Element data from apps and pages:

+++

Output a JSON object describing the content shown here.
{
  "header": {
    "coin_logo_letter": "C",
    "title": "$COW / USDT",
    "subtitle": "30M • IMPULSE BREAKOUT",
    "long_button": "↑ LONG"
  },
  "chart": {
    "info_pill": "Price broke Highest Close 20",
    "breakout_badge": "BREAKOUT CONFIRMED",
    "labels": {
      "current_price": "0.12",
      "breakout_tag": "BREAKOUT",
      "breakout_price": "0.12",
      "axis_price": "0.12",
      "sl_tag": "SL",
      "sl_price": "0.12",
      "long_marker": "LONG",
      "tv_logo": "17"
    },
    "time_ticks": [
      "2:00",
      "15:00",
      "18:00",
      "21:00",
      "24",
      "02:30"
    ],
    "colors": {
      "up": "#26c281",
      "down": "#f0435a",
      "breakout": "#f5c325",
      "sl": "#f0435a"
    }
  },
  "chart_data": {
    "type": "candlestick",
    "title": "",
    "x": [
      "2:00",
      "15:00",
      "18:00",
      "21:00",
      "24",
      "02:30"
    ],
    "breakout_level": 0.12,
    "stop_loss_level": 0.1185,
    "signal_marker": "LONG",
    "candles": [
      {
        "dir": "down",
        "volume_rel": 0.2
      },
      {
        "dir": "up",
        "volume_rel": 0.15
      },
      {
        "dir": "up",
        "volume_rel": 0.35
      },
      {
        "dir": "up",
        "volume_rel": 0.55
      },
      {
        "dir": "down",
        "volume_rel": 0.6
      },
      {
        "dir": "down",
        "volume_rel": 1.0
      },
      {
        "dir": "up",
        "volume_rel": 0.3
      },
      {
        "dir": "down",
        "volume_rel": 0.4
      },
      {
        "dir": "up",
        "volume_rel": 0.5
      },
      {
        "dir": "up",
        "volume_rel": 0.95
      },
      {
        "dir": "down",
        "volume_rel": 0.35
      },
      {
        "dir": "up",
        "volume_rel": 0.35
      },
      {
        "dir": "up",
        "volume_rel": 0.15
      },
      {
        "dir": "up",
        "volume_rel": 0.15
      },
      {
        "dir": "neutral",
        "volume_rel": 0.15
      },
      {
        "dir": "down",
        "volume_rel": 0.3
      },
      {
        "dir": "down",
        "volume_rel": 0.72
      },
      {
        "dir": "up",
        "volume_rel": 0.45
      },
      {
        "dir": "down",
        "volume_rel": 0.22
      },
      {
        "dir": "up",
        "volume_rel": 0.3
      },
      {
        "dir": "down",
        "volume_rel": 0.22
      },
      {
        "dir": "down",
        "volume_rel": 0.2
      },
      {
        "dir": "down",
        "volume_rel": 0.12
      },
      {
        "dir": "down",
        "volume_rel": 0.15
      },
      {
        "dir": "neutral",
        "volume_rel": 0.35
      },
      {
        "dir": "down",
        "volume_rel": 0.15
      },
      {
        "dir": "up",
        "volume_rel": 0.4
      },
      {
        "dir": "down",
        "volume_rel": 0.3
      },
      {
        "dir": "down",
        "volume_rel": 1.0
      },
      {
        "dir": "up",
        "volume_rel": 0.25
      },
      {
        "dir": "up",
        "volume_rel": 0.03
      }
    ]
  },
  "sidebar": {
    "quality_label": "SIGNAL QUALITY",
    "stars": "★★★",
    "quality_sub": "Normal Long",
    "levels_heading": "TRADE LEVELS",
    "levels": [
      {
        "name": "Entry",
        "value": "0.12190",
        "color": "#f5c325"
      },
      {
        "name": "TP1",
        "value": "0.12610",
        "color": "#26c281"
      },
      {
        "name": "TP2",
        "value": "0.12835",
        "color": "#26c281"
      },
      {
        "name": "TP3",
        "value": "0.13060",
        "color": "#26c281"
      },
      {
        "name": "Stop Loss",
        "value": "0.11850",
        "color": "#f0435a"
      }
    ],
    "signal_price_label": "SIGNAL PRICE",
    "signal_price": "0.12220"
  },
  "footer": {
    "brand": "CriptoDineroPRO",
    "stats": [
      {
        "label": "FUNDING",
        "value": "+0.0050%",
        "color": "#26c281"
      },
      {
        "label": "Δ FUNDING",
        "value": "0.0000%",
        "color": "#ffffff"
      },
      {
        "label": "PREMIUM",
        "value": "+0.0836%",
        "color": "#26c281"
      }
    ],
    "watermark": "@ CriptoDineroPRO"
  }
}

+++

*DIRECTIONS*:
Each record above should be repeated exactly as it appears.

*SOLUTION*:
Output a JSON object describing the content shown here.
{
  "header": {
    "coin_logo_letter": "C",
    "title": "$COW / USDT",
    "subtitle": "30M • IMPULSE BREAKOUT",
    "long_button": "↑ LONG"
  },
  "chart": {
    "info_pill": "Price broke Highest Close 20",
    "breakout_badge": "BREAKOUT CONFIRMED",
    "labels": {
      "current_price": "0.12",
      "breakout_tag": "BREAKOUT",
      "breakout_price": "0.12",
      "axis_price": "0.12",
      "sl_tag": "SL",
      "sl_price": "0.12",
      "long_marker": "LONG",
      "tv_logo": "17"
    },
    "time_ticks": [
      "2:00",
      "15:00",
      "18:00",
      "21:00",
      "24",
      "02:30"
    ],
    "colors": {
      "up": "#26c281",
      "down": "#f0435a",
      "breakout": "#f5c325",
      "sl": "#f0435a"
    }
  },
  "chart_data": {
    "type": "candlestick",
    "title": "",
    "x": [
      "2:00",
      "15:00",
      "18:00",
      "21:00",
      "24",
      "02:30"
    ],
    "breakout_level": 0.12,
    "stop_loss_level": 0.1185,
    "signal_marker": "LONG",
    "candles": [
      {
        "dir": "down",
        "volume_rel": 0.2
      },
      {
        "dir": "up",
        "volume_rel": 0.15
      },
      {
        "dir": "up",
        "volume_rel": 0.35
      },
      {
        "dir": "up",
        "volume_rel": 0.55
      },
      {
        "dir": "down",
        "volume_rel": 0.6
      },
      {
        "dir": "down",
        "volume_rel": 1.0
      },
      {
        "dir": "up",
        "volume_rel": 0.3
      },
      {
        "dir": "down",
        "volume_rel": 0.4
      },
      {
        "dir": "up",
        "volume_rel": 0.5
      },
      {
        "dir": "up",
        "volume_rel": 0.95
      },
      {
        "dir": "down",
        "volume_rel": 0.35
      },
      {
        "dir": "up",
        "volume_rel": 0.35
      },
      {
        "dir": "up",
        "volume_rel": 0.15
      },
      {
        "dir": "up",
        "volume_rel": 0.15
      },
      {
        "dir": "neutral",
        "volume_rel": 0.15
      },
      {
        "dir": "down",
        "volume_rel": 0.3
      },
      {
        "dir": "down",
        "volume_rel": 0.72
      },
      {
        "dir": "up",
        "volume_rel": 0.45
      },
      {
        "dir": "down",
        "volume_rel": 0.22
      },
      {
        "dir": "up",
        "volume_rel": 0.3
      },
      {
        "dir": "down",
        "volume_rel": 0.22
      },
      {
        "dir": "down",
        "volume_rel": 0.2
      },
      {
        "dir": "down",
        "volume_rel": 0.12
      },
      {
        "dir": "down",
        "volume_rel": 0.15
      },
      {
        "dir": "neutral",
        "volume_rel": 0.35
      },
      {
        "dir": "down",
        "volume_rel": 0.15
      },
      {
        "dir": "up",
        "volume_rel": 0.4
      },
      {
        "dir": "down",
        "volume_rel": 0.3
      },
      {
        "dir": "down",
        "volume_rel": 1.0
      },
      {
        "dir": "up",
        "volume_rel": 0.25
      },
      {
        "dir": "up",
        "volume_rel": 0.03
      }
    ]
  },
  "sidebar": {
    "quality_label": "SIGNAL QUALITY",
    "stars": "★★★",
    "quality_sub": "Normal Long",
    "levels_heading": "TRADE LEVELS",
    "levels": [
      {
        "name": "Entry",
        "value": "0.12190",
        "color": "#f5c325"
      },
      {
        "name": "TP1",
        "value": "0.12610",
        "color": "#26c281"
      },
      {
        "name": "TP2",
        "value": "0.12835",
        "color": "#26c281"
      },
      {
        "name": "TP3",
        "value": "0.13060",
        "color": "#26c281"
      },
      {
        "name": "Stop Loss",
        "value": "0.11850",
        "color": "#f0435a"
      }
    ],
    "signal_price_label": "SIGNAL PRICE",
    "signal_price": "0.12220"
  },
  "footer": {
    "brand": "CriptoDineroPRO",
    "stats": [
      {
        "label": "FUNDING",
        "value": "+0.0050%",
        "color": "#26c281"
      },
      {
        "label": "Δ FUNDING",
        "value": "0.0000%",
        "color": "#ffffff"
      },
      {
        "label": "PREMIUM",
        "value": "+0.0836%",
        "color": "#26c281"
      }
    ],
    "watermark": "@ CriptoDineroPRO"
  }
}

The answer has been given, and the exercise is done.